I’ve only ridden inside once, leaving JuggleSoc on a sunday evening at 11pm… not the busiest of times…

<re: rights of way over people>

While I realise people will always have the right of way, I probably didn’t phrase the question very well… whereabouts could we expect people to not jump in front of you quite so fast? While pedestrians may have right of way everywhere it’s a pretty safe assumption that they won’t walk blindly across the path of traffic. (much, anyway…)

Wherebouts will unicycles be treated the same? I’d have thought on bike paths people would keep out of the way, but it seems the line between bike tracks and people-paths are very blurry…

On a related note, I rode through the middle of York on saturday afternoon. That was very busy… probably busier than I’d ever rode in before. Half of that was because I’m better than I was the last time I rode through a collection of people, and the other half was probably shamelessly showing off. :slight_smile:

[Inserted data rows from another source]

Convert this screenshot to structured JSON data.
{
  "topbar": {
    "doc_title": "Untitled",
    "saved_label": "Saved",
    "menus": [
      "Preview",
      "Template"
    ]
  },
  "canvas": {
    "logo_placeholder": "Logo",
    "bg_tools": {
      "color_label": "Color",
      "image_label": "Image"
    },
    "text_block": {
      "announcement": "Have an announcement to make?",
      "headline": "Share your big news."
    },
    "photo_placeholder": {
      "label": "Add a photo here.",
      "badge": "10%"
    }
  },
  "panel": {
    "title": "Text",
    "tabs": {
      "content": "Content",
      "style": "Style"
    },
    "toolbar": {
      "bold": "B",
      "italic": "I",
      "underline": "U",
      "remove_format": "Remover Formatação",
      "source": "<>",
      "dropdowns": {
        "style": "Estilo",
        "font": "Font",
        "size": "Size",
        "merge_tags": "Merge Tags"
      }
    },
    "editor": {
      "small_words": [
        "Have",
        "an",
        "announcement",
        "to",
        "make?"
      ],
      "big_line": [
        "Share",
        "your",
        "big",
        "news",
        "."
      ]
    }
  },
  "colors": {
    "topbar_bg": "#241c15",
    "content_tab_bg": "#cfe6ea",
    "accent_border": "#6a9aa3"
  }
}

Needless to say I didn’t run anyone over; then when I got to the really busy part I got off. Although riding was probably easier… people keep out of the way, whereas they will quite happily walk straight into the uni if you’re just standing next to it. Grrr!

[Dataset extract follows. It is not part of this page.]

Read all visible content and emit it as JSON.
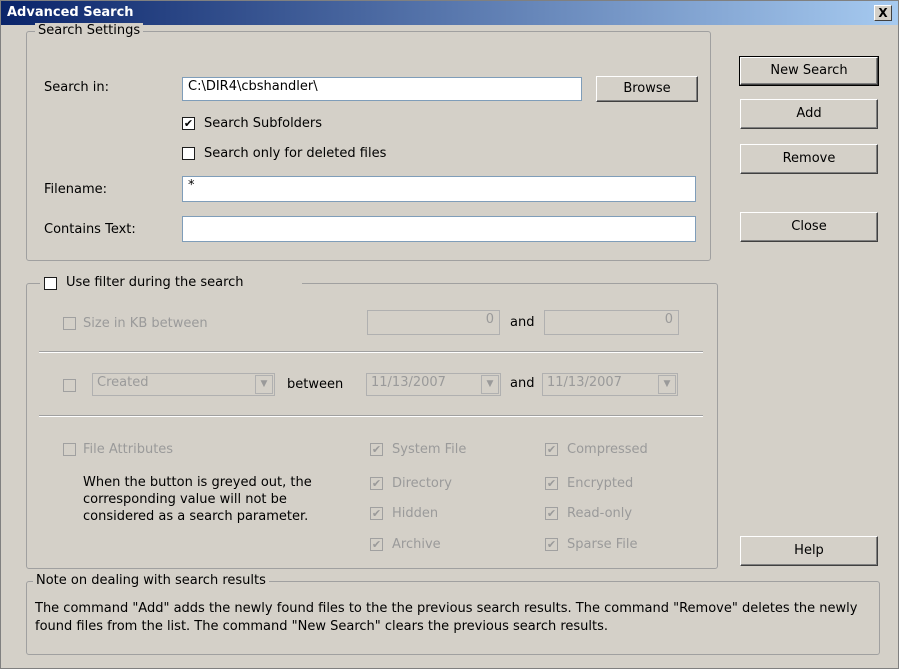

Phil, just me

At a rough guess, nowhere:( No matter what form of transport you use, from walking to flying a plane (and everything in between), there’s always a chance that someone else around you will be totally unaware of your existence, unaware that you present a danger or even arrogant enough to think that you’ll reroute around them if they get in your way.

The lack of perception of danger is, I think, quite a big reason why people step in front of unicyclists. Other people have pointed out the opposite reaction, i.e. they give a really wide berth. These are perhaps two sides of the same coin, people are unfamiliar with unicycles and don’t know how to react so choose one extreme or the other.

People are unpredictable at times, even us perfect unicyclists;)

Have fun!


When people walk right in front of me, or “play Parcheesi” by spreading out across the path so there is no room to pass, I try to take it as a compliment on my riding ability. I get lots of nice compliments that way!

Admittedly a bit of me likes when they do that, as it means I can show off a bit by stillstanding while they move on, hopping sideways out of the way or something…

Phil, just me